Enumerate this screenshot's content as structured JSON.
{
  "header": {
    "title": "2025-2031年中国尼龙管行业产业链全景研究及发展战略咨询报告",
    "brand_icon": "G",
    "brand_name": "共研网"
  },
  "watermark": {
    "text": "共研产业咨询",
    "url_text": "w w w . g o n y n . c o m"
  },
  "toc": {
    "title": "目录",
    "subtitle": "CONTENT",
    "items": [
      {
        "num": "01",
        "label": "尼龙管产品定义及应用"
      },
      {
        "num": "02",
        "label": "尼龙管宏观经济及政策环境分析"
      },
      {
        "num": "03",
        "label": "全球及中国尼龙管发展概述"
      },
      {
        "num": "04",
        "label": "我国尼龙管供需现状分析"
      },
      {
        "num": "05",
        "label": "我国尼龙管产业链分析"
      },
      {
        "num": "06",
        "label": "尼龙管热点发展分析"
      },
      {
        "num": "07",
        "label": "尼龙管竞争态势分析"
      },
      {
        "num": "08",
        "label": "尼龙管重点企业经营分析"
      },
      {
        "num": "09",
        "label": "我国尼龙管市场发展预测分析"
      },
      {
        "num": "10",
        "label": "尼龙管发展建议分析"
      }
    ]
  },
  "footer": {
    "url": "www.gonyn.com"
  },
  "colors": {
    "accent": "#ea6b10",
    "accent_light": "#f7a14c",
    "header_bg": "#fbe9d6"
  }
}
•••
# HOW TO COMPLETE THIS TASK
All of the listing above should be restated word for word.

# EXERCISE SOLUTION
Enumerate this screenshot's content as structured JSON.
{
  "header": {
    "title": "2025-2031年中国尼龙管行业产业链全景研究及发展战略咨询报告",
    "brand_icon": "G",
    "brand_name": "共研网"
  },
  "watermark": {
    "text": "共研产业咨询",
    "url_text": "w w w . g o n y n . c o m"
  },
  "toc": {
    "title": "目录",
    "subtitle": "CONTENT",
    "items": [
      {
        "num": "01",
        "label": "尼龙管产品定义及应用"
      },
      {
        "num": "02",
        "label": "尼龙管宏观经济及政策环境分析"
      },
      {
        "num": "03",
        "label": "全球及中国尼龙管发展概述"
      },
      {
        "num": "04",
        "label": "我国尼龙管供需现状分析"
      },
      {
        "num": "05",
        "label": "我国尼龙管产业链分析"
      },
      {
        "num": "06",
        "label": "尼龙管热点发展分析"
      },
      {
        "num": "07",
        "label": "尼龙管竞争态势分析"
      },
      {
        "num": "08",
        "label": "尼龙管重点企业经营分析"
      },
      {
        "num": "09",
        "label": "我国尼龙管市场发展预测分析"
      },
      {
        "num": "10",
        "label": "尼龙管发展建议分析"
      }
    ]
  },
  "footer": {
    "url": "www.gonyn.com"
  },
  "colors": {
    "accent": "#ea6b10",
    "accent_light": "#f7a14c",
    "header_bg": "#fbe9d6"
  }
}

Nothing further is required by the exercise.